Lift out each line of the data that holds "rest".

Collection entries
------------------------------------

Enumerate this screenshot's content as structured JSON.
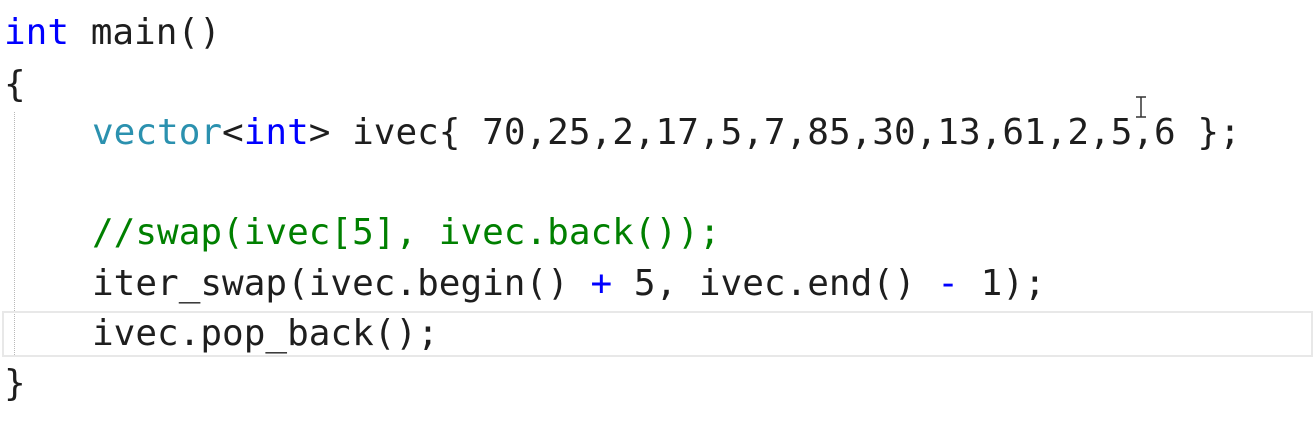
{
  "editor": {
    "lines": {
      "l1": {
        "keyword": "int",
        "rest": " main()"
      },
      "l2": {
        "text": "{"
      },
      "l3": {
        "type": "vector",
        "lt": "<",
        "keyword": "int",
        "rest": "> ivec{ 70,25,2,17,5,7,85,30,13,61,2,5,6 };"
      },
      "l4": {
        "comment": "//swap(ivec[5], ivec.back());"
      },
      "l5": {
        "a": "iter_swap(ivec.begin() ",
        "plus": "+",
        "b": " 5, ivec.end() ",
        "minus": "-",
        "c": " 1);"
      },
      "l6": {
        "text": "ivec.pop_back();"
      },
      "l7": {
        "text": "}"
      }
    },
    "colors": {
      "keyword": "#0000ff",
      "type": "#2b91af",
      "comment": "#008000",
      "text": "#1e1e1e"
    },
    "cursor_icon": "text-cursor-icon"
  }
}
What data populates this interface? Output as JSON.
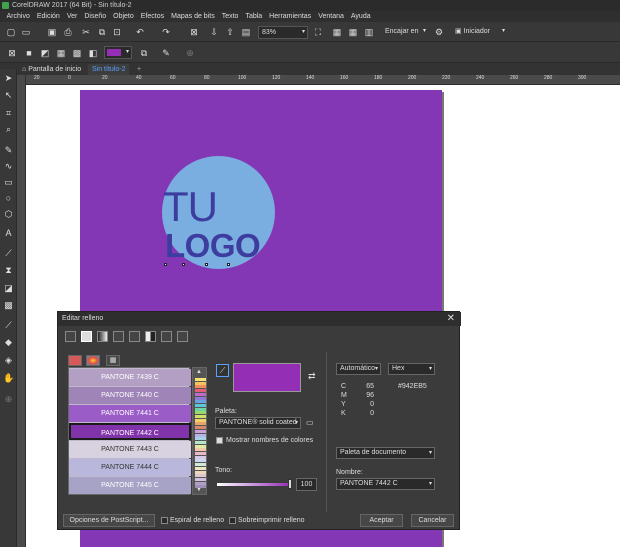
{
  "app": {
    "title": "CorelDRAW 2017 (64 Bit) - Sin título-2"
  },
  "menu": [
    "Archivo",
    "Edición",
    "Ver",
    "Diseño",
    "Objeto",
    "Efectos",
    "Mapas de bits",
    "Texto",
    "Tabla",
    "Herramientas",
    "Ventana",
    "Ayuda"
  ],
  "toolbar": {
    "zoom": "83%",
    "snap": "Encajar en",
    "launch": "Iniciador"
  },
  "tabs": [
    "Pantalla de inicio",
    "Sin título-2"
  ],
  "ruler": {
    "h_labels": [
      "20",
      "0",
      "20",
      "40",
      "60",
      "80",
      "100",
      "120",
      "140",
      "160",
      "180",
      "200",
      "220",
      "240",
      "260",
      "280",
      "300"
    ]
  },
  "artwork": {
    "line1": "TU",
    "line2": "LOGO"
  },
  "colors": {
    "page": "#8437b4",
    "circle": "#7aaee0",
    "logo_text": "#3c3d9e",
    "fill": "#942eb5"
  },
  "dialog": {
    "title": "Editar relleno",
    "swatches": [
      {
        "name": "PANTONE 7439 C",
        "color": "#b39fc4"
      },
      {
        "name": "PANTONE 7440 C",
        "color": "#9f84b8"
      },
      {
        "name": "PANTONE 7441 C",
        "color": "#9a5cc6"
      },
      {
        "name": "PANTONE 7442 C",
        "color": "#8133a9"
      },
      {
        "name": "PANTONE 7443 C",
        "color": "#d8d2e0"
      },
      {
        "name": "PANTONE 7444 C",
        "color": "#b9b8dc"
      },
      {
        "name": "PANTONE 7445 C",
        "color": "#a7a3c6"
      }
    ],
    "palette_label": "Paleta:",
    "palette_value": "PANTONE® solid coated",
    "show_names_label": "Mostrar nombres de colores",
    "tint_label": "Tono:",
    "tint_value": "100",
    "model": "Automático",
    "format": "Hex",
    "cmyk": [
      {
        "k": "C",
        "v": "65"
      },
      {
        "k": "M",
        "v": "96"
      },
      {
        "k": "Y",
        "v": "0"
      },
      {
        "k": "K",
        "v": "0"
      }
    ],
    "hex": "#942EB5",
    "doc_palette": "Paleta de documento",
    "name_label": "Nombre:",
    "name_value": "PANTONE 7442 C",
    "postscript_btn": "Opciones de PostScript...",
    "spiral_label": "Espiral de relleno",
    "overprint_label": "Sobreimprimir relleno",
    "ok_btn": "Aceptar",
    "cancel_btn": "Cancelar"
  }
}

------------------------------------

▸ **Response to this exercise**
        "rest": " main()"
        "rest": "> ivec{ 70,25,2,17,5,7,85,30,13,61,2,5,6 };"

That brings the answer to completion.